I thank John Wright for his detailed presentation of my book and his efforts to come to grips with an approach with which he clearly has difficulties. He would apparently have preferred me to have written a different type of book, and perhaps has read a different book from the one I thought I had written. I would chiefly like to rectify some misunderstandings, which may be due to the fact that I unfortunately left him ‘lost in details’. My aim was not to provide a general analysis of doctrines of the soul in the 17th and 18th centuries but to recount in its complexity the story of a particular debate, how echoes of it circulated, and how it fed into another one in very different circumstances – which help to explain the different form taken by arguments in France against an immaterial and immortal soul. This story is followed as far as the mid 18th century, my final chapter providing indications of later ramifications rather than looking at them in detail.

The misunderstandings evident in Wright’s review concern primarily what he identifies in his discussion of my second chapter as my ‘thesis’, which is apparently different from my ‘central thesis’ referred to at the beginning of his piece. I am not quite sure what he thinks this thesis is, but his presentation of this particular chapter mistakenly claims that its ‘central argument’ is ‘political’, although this ‘political analysis’ is then inexplicably ‘dropped’ in chapter three.
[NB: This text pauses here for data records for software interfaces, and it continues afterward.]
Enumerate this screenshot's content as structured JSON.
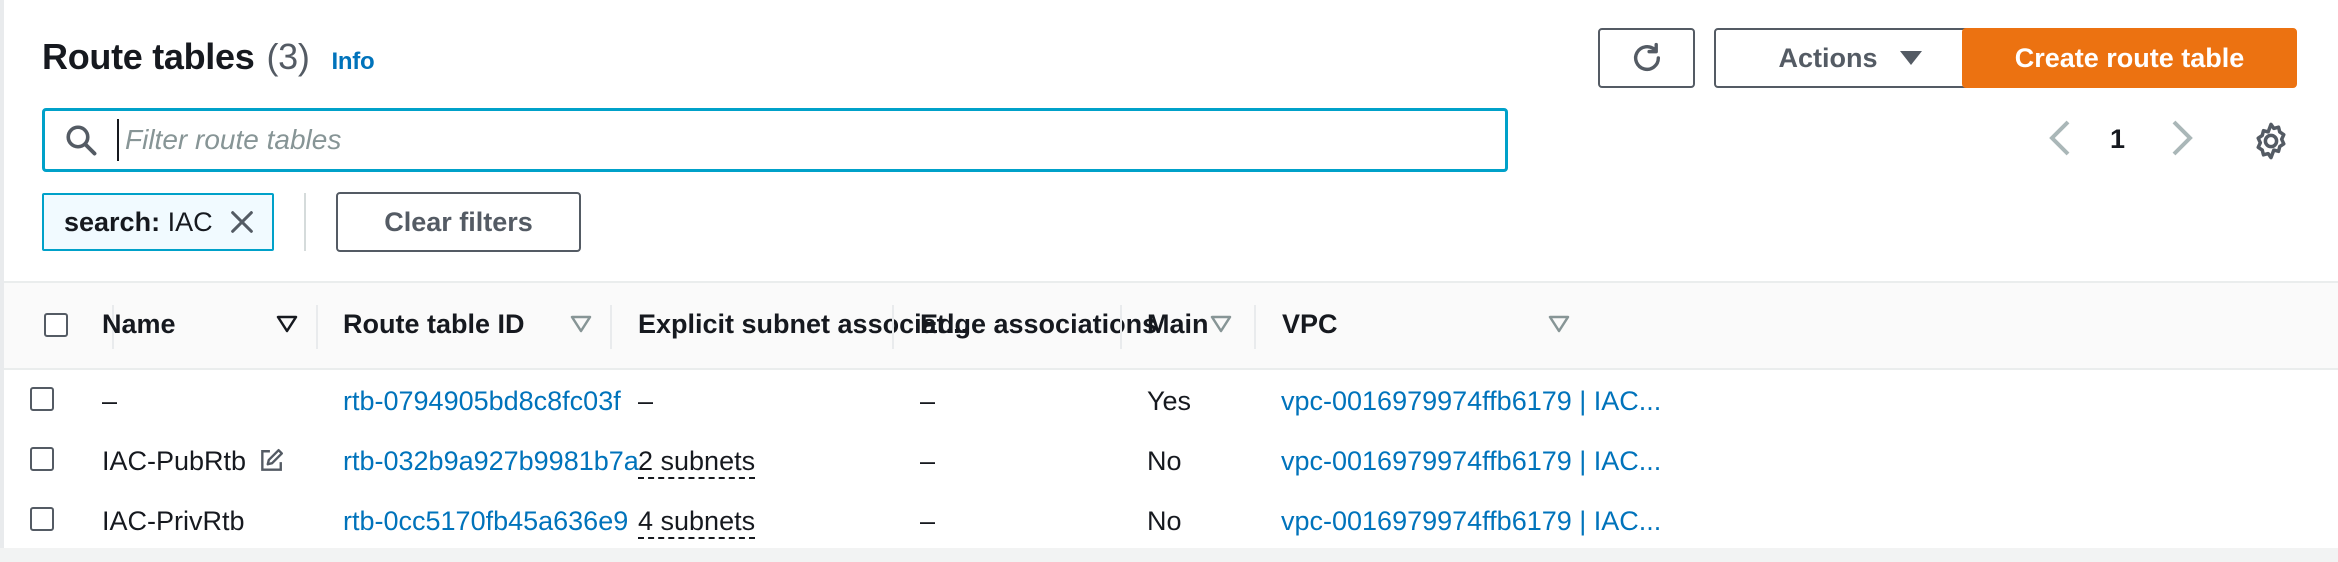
{
  "header": {
    "title": "Route tables",
    "count": "(3)",
    "info_link": "Info",
    "actions_label": "Actions",
    "create_label": "Create route table"
  },
  "search": {
    "placeholder": "Filter route tables",
    "value": ""
  },
  "filter_token": {
    "key": "search:",
    "value": "IAC"
  },
  "clear_filters_label": "Clear filters",
  "pagination": {
    "current_page": "1"
  },
  "table": {
    "columns": [
      {
        "label": "Name",
        "sortable": true
      },
      {
        "label": "Route table ID",
        "sortable": true
      },
      {
        "label": "Explicit subnet associat...",
        "sortable": false
      },
      {
        "label": "Edge associations",
        "sortable": false
      },
      {
        "label": "Main",
        "sortable": true
      },
      {
        "label": "VPC",
        "sortable": true
      }
    ],
    "rows": [
      {
        "name": "–",
        "route_table_id": "rtb-0794905bd8c8fc03f",
        "explicit_subnet": "–",
        "edge": "–",
        "main": "Yes",
        "vpc": "vpc-0016979974ffb6179 | IAC..."
      },
      {
        "name": "IAC-PubRtb",
        "route_table_id": "rtb-032b9a927b9981b7a",
        "explicit_subnet": "2 subnets",
        "edge": "–",
        "main": "No",
        "vpc": "vpc-0016979974ffb6179 | IAC..."
      },
      {
        "name": "IAC-PrivRtb",
        "route_table_id": "rtb-0cc5170fb45a636e9",
        "explicit_subnet": "4 subnets",
        "edge": "–",
        "main": "No",
        "vpc": "vpc-0016979974ffb6179 | IAC..."
      }
    ]
  },
  "colors": {
    "primary_button": "#ec7211",
    "link": "#0073bb",
    "focus": "#00a1c9"
  },
  "icons": [
    "refresh-icon",
    "caret-down-icon",
    "search-icon",
    "close-icon",
    "chevron-left-icon",
    "chevron-right-icon",
    "gear-icon",
    "sort-icon",
    "edit-icon"
  ]
}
In fact the pages Wright cites as arguing that the Latitudinarian bishops attacked the views of materialists from political motives discuss essentially the High Church heresy hunt, directed largely against Socinianism, and attack on occasional conformity. This chapter does not defend the somewhat simplistic view that the opposition to those who rejected an immaterial soul was motivated by political considerations; instead it attempts to set the political, theological and intellectual scene, including the confrontation within the Church of England, against which the debate about the soul took place in England in the late 17th and early 18th centuries. I am somewhat mystified as to why Wright thinks that the fact ‘that Whigs were both defenders and critics of the view that the soul is material’ should invalidate my analysis. My aim was to show the complexity of theological debates in these years, and in the section entitled ‘The Problems of Mechanism’ I look at the ‘intellectual reasons’ for believing in the doctrine of an immaterial soul and the theological reasons for Locke’s position in the debate with Stillingfleet. I was also trying to provide a more nuanced interpretation of the Boyle Lectures, and should point out that the sentence Wright quotes from p. 59 refers not, as he implies, to the question of the soul but to the role of reason. Similar remarks apply to the ‘aim’ that he sees me pursuing in chapter four: the quotation on p. 97 that he mentions was provided in order to indicate that the question needs to be investigated rather than taken as read – although I admit I could have put it more clearly. Indeed, as my discussion shows, mortalism (it is difficult to count Dodwell among the ‘key defenders of materialism’) could take different forms, and the motivations of Coward and Layton would appear to be primarily theological. As I wrote on p. 133, there is no reason for supposing that Coward wanted to undermine the Church. In this chapter as elsewhere the question of active matter looms large, as Wright recognises, but he seems to be attributing to me sweeping claims that I do not actually make. I invite him to re-read the passages concerning Baxter that he refers to (and those concerning Descartes that he does not mention), and the section on David Hartley in chapter six. Concerning the discussion in the latter chapter, I would like to make clear that the responsibility for the surprising statement about ‘Diderot’s far more egalitarian determinism’ is entirely Wright’s, as on p. 232 I refer to Diderot’s belief in natural inequality.

On the whole, he seems to be reading into my book a claim (what he no doubt sees as my ‘thesis’) about the link between materialism and political views which is, on the contrary, undermined by my study. What I ‘acknowledge’ according to him at the end of my book – namely the difficulty of connecting specific political commitments to a materialistic conception of humans – while not being its central theme, seems to me to be illustrated throughout. A more careful reading would perhaps provide ‘a clearer view’ of both my arguments and ‘the political and social issues thought to be at stake’.